In many animal species, there is no male to male fighting where mating is a first come first served business*. However, in others there is competition between the males over who gets to court the female. Whoever wins the fight gets all the ladies*. When mating season starts, male elephant seals arrive on beaches to win territories and fight over authority over females. The biggest and most dominant male gains access to a group of females called a harem*. These harems consist of 30 to 100 females and the male mates with them all.

This is called intrasexual selection. In the meantime, the smaller male seals that didn't win a territory and don't have their own harem wait on the side and try to mate when the big seal isn't watching (shmoop, 2014).

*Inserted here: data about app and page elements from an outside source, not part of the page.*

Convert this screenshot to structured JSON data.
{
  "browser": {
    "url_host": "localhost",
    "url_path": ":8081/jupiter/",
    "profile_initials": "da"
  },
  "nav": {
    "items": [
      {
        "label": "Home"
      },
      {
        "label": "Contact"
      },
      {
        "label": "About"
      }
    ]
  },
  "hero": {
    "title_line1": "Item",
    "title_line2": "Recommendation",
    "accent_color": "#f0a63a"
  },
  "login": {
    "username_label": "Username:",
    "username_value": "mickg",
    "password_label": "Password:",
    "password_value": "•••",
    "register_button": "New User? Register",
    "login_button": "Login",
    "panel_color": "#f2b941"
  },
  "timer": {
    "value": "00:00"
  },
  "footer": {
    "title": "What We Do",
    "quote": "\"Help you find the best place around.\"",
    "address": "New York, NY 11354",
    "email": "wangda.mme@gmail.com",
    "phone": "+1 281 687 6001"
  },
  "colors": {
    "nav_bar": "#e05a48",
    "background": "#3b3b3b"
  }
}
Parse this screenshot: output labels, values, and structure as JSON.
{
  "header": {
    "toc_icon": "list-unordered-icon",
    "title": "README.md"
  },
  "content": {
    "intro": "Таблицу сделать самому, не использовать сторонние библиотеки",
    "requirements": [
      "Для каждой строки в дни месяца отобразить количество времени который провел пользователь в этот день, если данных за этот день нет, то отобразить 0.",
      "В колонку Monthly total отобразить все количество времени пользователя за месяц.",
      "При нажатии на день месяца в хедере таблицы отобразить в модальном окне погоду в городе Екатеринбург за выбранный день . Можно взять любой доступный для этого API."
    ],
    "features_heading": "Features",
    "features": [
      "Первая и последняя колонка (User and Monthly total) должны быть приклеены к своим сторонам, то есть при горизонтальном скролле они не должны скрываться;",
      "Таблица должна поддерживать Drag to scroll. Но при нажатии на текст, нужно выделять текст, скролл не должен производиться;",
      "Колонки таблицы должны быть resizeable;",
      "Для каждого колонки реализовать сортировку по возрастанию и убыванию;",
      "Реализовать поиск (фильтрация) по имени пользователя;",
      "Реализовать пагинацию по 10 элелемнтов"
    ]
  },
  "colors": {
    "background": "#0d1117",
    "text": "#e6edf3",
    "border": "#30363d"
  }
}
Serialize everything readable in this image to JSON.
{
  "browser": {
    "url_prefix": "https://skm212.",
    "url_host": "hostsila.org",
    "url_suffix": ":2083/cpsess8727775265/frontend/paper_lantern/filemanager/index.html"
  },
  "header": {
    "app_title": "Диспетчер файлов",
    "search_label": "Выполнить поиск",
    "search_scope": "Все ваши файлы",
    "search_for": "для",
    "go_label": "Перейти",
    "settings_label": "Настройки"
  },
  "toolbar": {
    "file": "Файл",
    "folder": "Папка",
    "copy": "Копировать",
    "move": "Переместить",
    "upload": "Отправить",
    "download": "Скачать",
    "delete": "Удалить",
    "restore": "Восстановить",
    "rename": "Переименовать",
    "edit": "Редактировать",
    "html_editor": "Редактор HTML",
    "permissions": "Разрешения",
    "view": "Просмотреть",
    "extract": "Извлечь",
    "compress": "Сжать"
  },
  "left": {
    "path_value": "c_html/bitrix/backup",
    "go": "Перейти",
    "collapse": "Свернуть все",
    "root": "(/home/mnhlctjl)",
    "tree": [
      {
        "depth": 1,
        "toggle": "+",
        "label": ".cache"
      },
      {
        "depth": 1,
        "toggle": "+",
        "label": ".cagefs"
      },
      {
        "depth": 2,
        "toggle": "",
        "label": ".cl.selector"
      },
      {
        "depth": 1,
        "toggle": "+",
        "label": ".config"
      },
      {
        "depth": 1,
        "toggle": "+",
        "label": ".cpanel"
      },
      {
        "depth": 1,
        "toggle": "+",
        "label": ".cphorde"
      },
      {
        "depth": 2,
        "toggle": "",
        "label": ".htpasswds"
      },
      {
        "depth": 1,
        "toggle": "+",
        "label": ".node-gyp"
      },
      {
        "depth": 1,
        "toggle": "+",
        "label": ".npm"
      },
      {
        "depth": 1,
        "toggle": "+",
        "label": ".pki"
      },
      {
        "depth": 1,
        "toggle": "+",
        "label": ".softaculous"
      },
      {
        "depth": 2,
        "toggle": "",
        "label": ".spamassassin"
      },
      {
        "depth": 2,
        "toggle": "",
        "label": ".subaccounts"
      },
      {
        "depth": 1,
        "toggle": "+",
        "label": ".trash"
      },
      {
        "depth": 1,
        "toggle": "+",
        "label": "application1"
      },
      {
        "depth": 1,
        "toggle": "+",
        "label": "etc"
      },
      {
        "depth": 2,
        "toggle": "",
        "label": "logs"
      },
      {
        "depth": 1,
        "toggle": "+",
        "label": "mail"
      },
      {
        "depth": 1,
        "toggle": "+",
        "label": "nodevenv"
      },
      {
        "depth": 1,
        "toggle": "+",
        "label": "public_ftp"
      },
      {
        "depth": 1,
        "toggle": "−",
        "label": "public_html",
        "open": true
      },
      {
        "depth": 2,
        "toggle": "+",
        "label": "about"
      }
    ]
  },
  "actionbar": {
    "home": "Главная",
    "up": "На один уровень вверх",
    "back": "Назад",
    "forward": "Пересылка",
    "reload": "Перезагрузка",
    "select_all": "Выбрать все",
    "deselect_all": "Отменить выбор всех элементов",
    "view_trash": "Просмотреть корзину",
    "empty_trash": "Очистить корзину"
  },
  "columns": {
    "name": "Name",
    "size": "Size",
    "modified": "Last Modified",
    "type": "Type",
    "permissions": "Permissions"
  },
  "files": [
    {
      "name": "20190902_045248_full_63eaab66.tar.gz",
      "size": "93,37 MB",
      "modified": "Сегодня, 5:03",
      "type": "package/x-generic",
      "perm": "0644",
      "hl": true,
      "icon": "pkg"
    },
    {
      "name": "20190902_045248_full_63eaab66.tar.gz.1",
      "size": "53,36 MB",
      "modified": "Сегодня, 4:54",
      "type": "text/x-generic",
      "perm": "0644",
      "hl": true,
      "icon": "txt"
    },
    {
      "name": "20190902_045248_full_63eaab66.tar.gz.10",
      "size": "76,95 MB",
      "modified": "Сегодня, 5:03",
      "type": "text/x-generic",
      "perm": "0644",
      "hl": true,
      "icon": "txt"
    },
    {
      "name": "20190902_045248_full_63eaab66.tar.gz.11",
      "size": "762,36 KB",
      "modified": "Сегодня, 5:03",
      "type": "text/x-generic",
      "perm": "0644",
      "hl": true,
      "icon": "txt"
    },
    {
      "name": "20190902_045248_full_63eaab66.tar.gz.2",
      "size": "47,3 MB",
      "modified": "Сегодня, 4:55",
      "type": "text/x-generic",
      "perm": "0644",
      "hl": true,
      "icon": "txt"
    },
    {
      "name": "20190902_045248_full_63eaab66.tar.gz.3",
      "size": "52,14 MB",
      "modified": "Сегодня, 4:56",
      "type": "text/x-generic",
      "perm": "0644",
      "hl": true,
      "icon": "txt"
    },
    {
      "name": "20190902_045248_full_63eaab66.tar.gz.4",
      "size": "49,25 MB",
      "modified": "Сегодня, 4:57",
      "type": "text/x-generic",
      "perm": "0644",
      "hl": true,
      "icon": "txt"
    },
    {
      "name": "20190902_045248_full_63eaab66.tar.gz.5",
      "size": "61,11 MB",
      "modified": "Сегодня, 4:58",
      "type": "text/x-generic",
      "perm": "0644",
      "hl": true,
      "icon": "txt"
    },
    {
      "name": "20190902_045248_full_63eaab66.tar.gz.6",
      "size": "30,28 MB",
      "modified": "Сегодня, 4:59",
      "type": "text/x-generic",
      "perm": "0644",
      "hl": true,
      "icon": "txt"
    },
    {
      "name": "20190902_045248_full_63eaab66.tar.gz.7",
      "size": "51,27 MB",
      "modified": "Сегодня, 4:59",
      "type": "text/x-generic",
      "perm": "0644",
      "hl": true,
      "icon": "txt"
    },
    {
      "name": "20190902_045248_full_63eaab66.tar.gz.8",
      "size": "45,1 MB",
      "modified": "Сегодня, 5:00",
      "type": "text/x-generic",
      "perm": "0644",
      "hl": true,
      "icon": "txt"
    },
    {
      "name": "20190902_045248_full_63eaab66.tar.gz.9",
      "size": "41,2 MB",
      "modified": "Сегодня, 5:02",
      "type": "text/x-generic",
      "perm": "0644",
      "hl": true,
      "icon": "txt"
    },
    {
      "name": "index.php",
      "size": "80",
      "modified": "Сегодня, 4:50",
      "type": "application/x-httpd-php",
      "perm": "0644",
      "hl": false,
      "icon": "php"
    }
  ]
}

There are several reasons why males must fight in order to win the females. One reason, as I said before is territory. In elephant seals, the females spend their time in their mate's territory so that she can rear her young in peace and not be harassed by other males trying to mate with her. This is also evident in penguins. Male penguins fight with each other so they can build a nest in their territory so that the female can lay the egg and he can safely look after it. Other animals that tend to behave in this fashion include...